What lines in the records below mention "true"? List them all.
===== Data shown =====
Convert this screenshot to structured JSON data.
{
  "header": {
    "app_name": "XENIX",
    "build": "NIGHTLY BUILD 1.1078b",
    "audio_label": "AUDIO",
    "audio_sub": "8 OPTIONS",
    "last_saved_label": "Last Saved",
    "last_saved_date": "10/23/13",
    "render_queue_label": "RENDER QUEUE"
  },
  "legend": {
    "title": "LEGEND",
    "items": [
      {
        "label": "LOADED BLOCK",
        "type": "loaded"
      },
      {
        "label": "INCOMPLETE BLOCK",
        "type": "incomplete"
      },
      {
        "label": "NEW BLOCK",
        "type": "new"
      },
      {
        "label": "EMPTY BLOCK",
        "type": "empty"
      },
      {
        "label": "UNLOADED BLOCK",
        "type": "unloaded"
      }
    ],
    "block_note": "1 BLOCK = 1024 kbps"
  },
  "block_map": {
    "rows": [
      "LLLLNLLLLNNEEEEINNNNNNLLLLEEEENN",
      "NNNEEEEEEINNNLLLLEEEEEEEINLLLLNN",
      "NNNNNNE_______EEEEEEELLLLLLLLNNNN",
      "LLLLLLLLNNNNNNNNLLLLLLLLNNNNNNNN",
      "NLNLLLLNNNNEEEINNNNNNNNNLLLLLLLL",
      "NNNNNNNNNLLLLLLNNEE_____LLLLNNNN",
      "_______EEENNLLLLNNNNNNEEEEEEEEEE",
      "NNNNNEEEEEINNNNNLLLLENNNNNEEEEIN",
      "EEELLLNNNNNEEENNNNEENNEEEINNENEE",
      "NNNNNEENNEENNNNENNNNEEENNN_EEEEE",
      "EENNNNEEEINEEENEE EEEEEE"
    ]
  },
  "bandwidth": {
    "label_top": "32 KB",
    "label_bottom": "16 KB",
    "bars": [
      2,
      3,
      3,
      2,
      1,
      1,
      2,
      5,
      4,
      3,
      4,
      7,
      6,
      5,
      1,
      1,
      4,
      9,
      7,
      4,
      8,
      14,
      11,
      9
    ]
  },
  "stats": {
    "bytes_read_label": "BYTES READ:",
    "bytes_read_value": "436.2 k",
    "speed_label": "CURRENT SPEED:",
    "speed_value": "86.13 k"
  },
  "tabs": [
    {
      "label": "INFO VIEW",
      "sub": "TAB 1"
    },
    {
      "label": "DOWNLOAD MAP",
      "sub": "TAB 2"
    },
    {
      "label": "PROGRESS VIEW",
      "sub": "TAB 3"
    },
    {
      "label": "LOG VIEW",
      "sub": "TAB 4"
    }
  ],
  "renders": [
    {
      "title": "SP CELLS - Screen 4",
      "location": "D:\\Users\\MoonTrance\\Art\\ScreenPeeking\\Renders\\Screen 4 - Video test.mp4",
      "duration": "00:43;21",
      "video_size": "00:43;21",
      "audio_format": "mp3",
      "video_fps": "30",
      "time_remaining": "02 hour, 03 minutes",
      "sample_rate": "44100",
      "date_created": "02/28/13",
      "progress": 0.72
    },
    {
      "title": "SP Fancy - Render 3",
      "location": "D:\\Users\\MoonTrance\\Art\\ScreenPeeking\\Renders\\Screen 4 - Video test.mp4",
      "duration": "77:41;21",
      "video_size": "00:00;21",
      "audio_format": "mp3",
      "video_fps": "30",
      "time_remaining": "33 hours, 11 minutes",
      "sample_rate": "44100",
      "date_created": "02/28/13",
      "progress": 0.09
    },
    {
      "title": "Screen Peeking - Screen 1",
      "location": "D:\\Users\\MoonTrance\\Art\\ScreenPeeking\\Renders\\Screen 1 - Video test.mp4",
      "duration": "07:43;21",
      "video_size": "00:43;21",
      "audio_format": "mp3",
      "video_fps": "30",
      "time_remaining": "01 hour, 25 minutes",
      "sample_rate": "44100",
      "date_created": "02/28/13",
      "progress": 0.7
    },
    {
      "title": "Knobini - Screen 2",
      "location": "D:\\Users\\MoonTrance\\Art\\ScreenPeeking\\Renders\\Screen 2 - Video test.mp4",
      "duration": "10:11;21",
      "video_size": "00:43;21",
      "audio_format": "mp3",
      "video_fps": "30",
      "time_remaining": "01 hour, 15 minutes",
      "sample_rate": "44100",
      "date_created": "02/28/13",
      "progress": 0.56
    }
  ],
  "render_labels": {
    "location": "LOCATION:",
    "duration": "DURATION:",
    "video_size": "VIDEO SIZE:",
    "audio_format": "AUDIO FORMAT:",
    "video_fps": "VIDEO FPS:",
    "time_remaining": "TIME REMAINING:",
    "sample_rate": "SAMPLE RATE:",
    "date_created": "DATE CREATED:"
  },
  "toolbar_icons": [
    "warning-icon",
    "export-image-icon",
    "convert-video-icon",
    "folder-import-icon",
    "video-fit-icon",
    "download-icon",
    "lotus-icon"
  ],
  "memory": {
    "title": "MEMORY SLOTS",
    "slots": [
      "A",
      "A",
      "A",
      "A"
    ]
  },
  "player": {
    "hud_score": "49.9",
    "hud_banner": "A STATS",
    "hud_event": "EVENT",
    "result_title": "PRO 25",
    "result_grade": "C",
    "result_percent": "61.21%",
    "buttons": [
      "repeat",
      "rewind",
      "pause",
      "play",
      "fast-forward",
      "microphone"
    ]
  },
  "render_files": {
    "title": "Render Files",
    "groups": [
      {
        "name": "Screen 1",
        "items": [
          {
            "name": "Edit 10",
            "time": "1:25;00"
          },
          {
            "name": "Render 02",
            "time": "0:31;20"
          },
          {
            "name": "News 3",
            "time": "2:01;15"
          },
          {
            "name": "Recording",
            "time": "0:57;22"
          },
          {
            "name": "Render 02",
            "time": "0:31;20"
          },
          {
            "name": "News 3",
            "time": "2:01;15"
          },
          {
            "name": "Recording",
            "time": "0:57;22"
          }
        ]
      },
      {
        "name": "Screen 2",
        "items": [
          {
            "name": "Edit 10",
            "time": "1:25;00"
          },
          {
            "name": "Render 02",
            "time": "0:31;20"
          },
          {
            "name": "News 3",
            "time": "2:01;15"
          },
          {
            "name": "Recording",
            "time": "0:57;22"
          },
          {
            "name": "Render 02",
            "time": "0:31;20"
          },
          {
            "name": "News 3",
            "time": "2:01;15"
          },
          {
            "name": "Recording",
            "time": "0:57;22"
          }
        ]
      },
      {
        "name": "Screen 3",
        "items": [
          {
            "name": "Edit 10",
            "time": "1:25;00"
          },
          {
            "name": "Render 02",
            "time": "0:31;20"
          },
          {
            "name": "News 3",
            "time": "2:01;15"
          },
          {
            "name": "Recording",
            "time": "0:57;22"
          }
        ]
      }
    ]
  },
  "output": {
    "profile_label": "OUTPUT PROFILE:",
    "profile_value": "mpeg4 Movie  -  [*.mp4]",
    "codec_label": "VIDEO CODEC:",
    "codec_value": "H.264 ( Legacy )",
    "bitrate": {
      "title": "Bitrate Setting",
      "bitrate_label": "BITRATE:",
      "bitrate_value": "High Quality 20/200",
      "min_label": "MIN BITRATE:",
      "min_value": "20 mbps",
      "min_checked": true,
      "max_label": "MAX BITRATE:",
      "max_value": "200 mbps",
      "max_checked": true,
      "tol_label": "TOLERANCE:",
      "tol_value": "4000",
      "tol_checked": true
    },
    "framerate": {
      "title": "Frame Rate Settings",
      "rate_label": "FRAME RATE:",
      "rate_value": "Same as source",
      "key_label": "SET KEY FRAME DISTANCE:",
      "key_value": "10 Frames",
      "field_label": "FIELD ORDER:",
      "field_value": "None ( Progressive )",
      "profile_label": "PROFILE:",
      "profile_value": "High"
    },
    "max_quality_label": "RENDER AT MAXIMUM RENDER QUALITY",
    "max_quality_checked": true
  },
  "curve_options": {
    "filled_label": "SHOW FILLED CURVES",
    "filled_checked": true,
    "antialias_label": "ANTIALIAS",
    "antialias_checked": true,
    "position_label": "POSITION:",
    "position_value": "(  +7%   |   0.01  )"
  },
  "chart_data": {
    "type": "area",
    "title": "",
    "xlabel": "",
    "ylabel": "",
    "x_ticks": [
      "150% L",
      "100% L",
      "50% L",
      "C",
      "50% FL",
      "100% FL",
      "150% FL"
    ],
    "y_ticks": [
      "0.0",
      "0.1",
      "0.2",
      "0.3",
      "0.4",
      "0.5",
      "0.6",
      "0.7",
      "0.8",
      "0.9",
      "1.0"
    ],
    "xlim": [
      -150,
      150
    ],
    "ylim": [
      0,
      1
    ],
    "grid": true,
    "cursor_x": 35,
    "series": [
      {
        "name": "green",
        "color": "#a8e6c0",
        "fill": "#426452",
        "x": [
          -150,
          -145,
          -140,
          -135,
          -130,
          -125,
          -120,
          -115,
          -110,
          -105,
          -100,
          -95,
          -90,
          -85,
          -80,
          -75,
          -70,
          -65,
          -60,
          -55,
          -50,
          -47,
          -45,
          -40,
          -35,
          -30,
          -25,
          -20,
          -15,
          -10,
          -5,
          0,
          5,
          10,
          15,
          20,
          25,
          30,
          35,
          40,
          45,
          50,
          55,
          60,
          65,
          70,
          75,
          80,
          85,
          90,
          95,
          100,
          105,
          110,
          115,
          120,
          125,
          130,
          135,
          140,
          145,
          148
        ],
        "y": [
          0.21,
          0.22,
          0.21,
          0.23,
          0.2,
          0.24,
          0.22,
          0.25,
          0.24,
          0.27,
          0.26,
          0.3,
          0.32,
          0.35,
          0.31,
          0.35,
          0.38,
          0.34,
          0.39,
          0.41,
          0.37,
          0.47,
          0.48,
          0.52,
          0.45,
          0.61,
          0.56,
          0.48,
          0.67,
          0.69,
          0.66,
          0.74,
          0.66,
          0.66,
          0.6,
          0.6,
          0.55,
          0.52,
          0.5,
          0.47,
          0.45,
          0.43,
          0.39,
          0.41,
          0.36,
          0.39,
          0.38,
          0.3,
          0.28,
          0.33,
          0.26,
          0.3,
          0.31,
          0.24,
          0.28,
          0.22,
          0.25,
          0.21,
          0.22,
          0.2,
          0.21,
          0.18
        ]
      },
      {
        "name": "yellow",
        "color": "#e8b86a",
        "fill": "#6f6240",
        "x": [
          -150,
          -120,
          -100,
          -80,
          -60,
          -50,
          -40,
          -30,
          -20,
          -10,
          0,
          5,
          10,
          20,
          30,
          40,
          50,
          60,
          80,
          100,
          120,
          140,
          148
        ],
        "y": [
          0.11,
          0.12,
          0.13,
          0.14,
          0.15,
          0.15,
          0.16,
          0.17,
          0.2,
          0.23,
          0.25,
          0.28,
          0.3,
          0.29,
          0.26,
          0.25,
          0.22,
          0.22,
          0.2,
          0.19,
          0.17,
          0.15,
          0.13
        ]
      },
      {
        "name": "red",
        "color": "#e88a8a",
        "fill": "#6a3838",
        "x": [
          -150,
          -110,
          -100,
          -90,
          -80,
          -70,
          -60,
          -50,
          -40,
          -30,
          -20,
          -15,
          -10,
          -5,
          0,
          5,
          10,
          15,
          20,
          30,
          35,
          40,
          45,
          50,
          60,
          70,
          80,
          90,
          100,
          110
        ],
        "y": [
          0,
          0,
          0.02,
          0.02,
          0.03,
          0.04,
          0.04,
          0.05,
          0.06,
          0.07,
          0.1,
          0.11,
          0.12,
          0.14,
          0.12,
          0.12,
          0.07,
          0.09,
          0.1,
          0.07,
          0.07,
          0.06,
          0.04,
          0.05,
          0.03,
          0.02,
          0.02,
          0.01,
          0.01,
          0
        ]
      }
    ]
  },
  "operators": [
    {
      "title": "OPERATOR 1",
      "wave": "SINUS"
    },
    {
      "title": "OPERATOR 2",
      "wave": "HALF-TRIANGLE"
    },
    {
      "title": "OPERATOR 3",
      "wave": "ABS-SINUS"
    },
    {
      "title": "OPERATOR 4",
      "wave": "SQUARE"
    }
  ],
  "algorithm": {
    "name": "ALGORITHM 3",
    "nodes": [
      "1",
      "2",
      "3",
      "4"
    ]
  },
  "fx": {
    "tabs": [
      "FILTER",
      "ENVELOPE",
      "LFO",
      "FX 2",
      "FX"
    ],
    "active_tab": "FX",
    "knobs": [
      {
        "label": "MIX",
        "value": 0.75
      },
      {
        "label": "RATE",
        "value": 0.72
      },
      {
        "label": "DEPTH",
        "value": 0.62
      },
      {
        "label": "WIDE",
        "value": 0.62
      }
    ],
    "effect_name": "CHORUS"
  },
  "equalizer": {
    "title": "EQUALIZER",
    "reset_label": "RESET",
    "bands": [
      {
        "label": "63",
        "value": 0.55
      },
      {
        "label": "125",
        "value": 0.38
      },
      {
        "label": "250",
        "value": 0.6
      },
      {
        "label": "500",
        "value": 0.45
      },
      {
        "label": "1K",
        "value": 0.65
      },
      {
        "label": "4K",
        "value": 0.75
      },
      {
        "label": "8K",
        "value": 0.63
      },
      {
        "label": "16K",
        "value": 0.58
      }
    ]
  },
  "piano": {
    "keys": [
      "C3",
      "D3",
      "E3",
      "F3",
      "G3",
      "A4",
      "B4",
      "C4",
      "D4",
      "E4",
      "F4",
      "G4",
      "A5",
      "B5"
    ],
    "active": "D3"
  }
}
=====
Output below —
      "min_checked": true,
      "max_checked": true,
      "tol_checked": true
    "max_quality_checked": true
    "filled_checked": true,
    "antialias_checked": true,
    "grid": true,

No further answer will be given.